Let’s start by defining what you mean by product packaging, an example of primary packaging would be the plastic that your food comes wrapped in. Secondary packaging would be the box the food is packed in, and tertiary packaging would be the outer carton containing packs of boxes. As a Halal consumer, you are likely to handle primary and secondary packaging in your day-to-day life. Not all product packaging is Halal compliant because there is a possibility that some animal protein may be in the actual material, i.e. in plastic or aluminium foil or in the glue used to hold together the secondary packaging, i.e. the cardboard box.
Any packaging material has the potential to be not halal compliant if animal by-products are used during the manufacture. Let’s take the simple aluminium kitchen foil as an example. During the processing where large slabs of aluminium metal are pushed through huge rollers to turn them into sheets of aluminium, a mixture of water and lubricant is sprayed on the metal to keep it cool. The lubricant may be of animal origin.
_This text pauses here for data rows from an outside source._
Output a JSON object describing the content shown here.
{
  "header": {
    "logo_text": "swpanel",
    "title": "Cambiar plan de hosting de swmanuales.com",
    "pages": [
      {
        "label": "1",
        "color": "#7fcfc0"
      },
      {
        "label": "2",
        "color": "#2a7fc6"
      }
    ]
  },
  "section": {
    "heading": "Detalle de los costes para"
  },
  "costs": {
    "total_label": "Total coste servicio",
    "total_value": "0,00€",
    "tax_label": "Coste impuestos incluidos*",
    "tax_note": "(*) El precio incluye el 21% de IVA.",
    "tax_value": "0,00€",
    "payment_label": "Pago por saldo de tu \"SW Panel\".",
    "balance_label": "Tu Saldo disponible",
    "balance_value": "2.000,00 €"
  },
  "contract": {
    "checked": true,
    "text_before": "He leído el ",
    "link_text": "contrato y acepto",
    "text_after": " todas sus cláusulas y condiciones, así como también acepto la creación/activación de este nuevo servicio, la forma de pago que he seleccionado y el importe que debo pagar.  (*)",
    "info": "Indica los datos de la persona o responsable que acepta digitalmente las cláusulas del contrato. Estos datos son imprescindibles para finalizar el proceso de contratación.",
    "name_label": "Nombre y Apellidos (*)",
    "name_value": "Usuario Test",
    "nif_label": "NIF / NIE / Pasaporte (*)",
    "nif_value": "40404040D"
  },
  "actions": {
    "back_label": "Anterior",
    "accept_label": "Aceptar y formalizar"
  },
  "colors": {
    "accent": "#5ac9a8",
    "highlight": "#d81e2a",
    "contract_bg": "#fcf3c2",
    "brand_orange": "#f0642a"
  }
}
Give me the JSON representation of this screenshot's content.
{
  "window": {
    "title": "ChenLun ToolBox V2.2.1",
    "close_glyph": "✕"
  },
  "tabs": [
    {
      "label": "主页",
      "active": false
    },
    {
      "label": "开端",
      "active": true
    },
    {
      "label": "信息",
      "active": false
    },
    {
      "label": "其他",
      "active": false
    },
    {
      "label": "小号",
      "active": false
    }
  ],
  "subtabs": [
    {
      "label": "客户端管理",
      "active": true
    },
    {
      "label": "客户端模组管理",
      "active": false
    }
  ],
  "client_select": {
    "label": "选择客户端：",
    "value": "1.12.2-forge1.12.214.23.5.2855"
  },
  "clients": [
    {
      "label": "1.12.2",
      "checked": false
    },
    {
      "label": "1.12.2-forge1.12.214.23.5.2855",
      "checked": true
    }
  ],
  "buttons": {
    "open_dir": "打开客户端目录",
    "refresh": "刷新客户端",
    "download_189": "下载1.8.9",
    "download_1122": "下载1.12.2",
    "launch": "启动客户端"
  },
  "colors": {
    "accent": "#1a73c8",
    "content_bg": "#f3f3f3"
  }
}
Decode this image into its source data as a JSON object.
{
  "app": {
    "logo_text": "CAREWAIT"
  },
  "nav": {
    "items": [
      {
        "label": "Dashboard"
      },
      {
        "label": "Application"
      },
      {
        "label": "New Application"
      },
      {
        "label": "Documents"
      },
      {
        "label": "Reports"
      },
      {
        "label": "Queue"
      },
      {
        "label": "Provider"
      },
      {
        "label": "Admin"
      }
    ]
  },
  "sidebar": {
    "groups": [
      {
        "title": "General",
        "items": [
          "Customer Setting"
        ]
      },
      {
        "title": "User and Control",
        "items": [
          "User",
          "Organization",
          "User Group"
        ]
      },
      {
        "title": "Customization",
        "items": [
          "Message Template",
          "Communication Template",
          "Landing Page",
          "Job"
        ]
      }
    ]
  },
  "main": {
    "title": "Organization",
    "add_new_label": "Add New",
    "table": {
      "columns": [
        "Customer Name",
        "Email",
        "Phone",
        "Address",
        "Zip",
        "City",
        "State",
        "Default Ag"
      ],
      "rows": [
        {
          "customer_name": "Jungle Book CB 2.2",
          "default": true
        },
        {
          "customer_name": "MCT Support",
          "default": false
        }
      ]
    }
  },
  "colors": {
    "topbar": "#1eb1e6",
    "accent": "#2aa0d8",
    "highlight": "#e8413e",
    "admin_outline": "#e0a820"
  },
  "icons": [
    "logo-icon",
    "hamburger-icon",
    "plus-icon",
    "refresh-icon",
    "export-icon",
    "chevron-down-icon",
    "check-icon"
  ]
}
Another example might be the use of animal-based glue to hold the edges of carboard packaging in place.
Sometimes slip agents or anti-static agents routinely sprayed on plastic bags during their manufacture, may be of animal origin.
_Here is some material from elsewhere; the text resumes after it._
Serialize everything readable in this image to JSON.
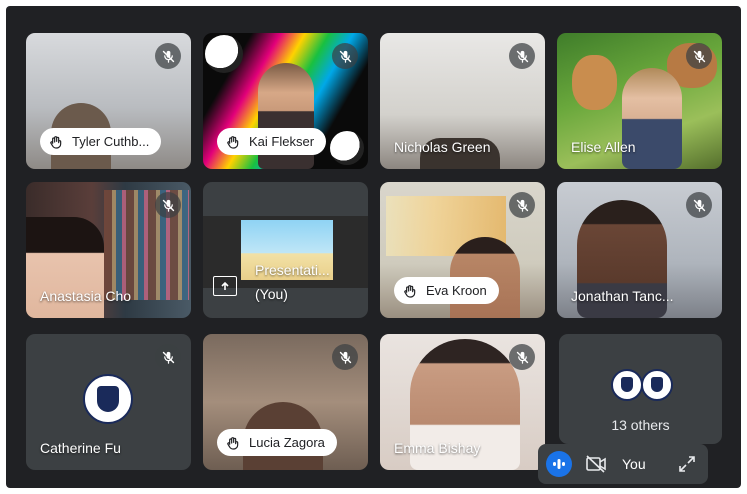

Consumers have a voice, if there are enough people lobbying for animal free packaging, I am sure the industry will take notice and use animal free alternatives.
Halal certification bodies (HCBs) must also make sure that their Halal certified products come in packaging which is free from animal-based ingredients.
This is where credible Halal Certification Bodies (HCB) play a crucial role. The HCB must have knowledgeable and experienced auditors who will not grant a Halal certificate without checking all paperwork and relevant statements of Halal conformance from manufacturers of packaging materials.